▸ Activity:
Lines of the material that include the string "card" should be returned.

▸ Listed records:
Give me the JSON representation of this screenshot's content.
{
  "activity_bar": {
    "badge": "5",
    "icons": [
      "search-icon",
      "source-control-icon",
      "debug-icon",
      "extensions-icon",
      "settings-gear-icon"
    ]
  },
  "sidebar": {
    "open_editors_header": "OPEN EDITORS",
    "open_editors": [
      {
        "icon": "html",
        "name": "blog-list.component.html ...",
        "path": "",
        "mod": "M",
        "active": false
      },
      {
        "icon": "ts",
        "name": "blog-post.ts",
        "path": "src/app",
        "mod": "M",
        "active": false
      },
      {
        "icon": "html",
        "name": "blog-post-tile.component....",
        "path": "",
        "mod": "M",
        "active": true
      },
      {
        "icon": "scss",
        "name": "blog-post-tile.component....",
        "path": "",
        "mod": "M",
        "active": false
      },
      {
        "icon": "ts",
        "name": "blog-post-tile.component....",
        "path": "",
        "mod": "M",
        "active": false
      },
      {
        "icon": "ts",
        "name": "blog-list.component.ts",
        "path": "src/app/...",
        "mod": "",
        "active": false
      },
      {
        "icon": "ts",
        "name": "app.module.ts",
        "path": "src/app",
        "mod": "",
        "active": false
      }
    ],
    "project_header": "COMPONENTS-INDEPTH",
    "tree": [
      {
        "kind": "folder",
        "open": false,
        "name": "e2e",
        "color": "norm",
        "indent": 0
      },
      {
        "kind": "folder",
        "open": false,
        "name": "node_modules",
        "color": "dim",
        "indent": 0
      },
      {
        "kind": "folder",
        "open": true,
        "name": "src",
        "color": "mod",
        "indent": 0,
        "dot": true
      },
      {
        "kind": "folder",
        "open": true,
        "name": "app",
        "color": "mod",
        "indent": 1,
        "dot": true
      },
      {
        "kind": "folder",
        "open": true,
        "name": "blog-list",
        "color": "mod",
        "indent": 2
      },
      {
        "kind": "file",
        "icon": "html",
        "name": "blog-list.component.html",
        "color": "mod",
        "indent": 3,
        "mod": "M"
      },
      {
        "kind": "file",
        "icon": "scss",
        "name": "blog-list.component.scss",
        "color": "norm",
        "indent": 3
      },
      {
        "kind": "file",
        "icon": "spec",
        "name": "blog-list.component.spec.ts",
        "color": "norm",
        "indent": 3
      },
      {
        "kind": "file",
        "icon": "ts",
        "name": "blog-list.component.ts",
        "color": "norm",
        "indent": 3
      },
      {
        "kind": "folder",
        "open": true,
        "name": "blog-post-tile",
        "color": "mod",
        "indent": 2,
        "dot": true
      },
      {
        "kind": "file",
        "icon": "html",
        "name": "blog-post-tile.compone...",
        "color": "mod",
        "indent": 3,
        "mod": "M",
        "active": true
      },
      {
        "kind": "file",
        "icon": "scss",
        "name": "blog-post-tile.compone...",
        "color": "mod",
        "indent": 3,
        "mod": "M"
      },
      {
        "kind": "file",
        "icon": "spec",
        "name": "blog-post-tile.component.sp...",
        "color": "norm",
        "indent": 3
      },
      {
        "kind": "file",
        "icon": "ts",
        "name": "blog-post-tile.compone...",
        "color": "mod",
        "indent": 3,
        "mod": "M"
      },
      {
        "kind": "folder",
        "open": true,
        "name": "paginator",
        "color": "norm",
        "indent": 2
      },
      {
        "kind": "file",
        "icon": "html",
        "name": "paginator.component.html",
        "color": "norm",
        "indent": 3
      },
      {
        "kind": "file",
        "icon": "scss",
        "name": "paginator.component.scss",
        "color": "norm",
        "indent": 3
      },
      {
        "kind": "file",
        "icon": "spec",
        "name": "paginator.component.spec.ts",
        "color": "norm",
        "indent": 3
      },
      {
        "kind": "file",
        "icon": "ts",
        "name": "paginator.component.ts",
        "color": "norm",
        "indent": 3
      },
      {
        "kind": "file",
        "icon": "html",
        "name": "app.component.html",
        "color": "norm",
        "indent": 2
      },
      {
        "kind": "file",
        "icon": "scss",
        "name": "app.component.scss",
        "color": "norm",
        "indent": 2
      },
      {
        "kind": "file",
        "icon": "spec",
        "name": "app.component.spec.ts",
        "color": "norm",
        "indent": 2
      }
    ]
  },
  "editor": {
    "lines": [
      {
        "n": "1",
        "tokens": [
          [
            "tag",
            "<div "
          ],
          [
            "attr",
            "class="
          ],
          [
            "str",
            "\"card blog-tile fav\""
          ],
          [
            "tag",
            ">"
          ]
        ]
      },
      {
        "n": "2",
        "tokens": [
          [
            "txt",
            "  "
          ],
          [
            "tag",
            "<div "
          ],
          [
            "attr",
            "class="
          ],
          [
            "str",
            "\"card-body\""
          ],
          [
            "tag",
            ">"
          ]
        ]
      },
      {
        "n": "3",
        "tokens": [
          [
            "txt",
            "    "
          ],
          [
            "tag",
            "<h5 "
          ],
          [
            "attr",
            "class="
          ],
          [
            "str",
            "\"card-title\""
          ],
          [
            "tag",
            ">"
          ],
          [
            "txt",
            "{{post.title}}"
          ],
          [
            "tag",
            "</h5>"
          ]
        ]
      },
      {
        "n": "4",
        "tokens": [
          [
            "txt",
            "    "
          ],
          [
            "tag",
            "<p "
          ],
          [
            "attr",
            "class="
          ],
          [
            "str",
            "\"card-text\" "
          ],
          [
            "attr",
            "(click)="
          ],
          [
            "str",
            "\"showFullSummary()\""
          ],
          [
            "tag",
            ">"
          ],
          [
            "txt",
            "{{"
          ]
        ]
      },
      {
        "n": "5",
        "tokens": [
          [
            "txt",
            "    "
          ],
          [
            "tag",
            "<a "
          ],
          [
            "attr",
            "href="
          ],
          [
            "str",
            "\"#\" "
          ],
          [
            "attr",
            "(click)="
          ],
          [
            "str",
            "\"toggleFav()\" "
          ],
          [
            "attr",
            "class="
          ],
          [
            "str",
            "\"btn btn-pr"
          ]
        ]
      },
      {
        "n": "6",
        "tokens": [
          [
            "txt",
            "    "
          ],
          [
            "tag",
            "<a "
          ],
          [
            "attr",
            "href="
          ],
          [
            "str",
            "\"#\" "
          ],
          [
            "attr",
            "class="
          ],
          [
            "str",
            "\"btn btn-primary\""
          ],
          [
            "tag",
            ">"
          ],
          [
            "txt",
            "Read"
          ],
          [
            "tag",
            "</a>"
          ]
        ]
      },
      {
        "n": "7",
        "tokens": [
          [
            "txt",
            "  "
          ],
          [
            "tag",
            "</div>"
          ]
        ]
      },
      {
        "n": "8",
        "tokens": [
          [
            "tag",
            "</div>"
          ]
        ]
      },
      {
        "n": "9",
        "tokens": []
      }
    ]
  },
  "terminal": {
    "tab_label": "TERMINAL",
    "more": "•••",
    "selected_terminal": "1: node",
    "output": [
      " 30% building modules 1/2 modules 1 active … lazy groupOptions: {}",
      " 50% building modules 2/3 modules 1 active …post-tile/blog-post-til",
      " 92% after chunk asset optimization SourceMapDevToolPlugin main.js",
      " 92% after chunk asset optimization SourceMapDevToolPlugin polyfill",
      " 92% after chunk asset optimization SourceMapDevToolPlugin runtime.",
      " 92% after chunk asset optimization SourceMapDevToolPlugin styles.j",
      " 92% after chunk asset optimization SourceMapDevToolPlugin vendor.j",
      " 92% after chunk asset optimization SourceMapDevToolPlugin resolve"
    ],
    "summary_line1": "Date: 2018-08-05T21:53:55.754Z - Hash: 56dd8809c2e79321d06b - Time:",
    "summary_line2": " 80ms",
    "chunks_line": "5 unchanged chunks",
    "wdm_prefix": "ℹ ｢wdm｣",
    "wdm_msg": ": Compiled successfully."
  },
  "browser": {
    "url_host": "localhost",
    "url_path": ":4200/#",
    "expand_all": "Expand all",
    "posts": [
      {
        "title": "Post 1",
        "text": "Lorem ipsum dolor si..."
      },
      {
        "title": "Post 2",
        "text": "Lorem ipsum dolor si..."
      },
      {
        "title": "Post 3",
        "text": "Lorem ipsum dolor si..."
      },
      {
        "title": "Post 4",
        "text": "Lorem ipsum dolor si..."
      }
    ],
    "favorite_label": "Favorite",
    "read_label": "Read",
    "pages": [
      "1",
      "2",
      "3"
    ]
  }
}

▸ Response to the task:
            "\"card blog-tile fav\""
            "\"card-body\""
            "\"card-title\""
            "\"card-text\" "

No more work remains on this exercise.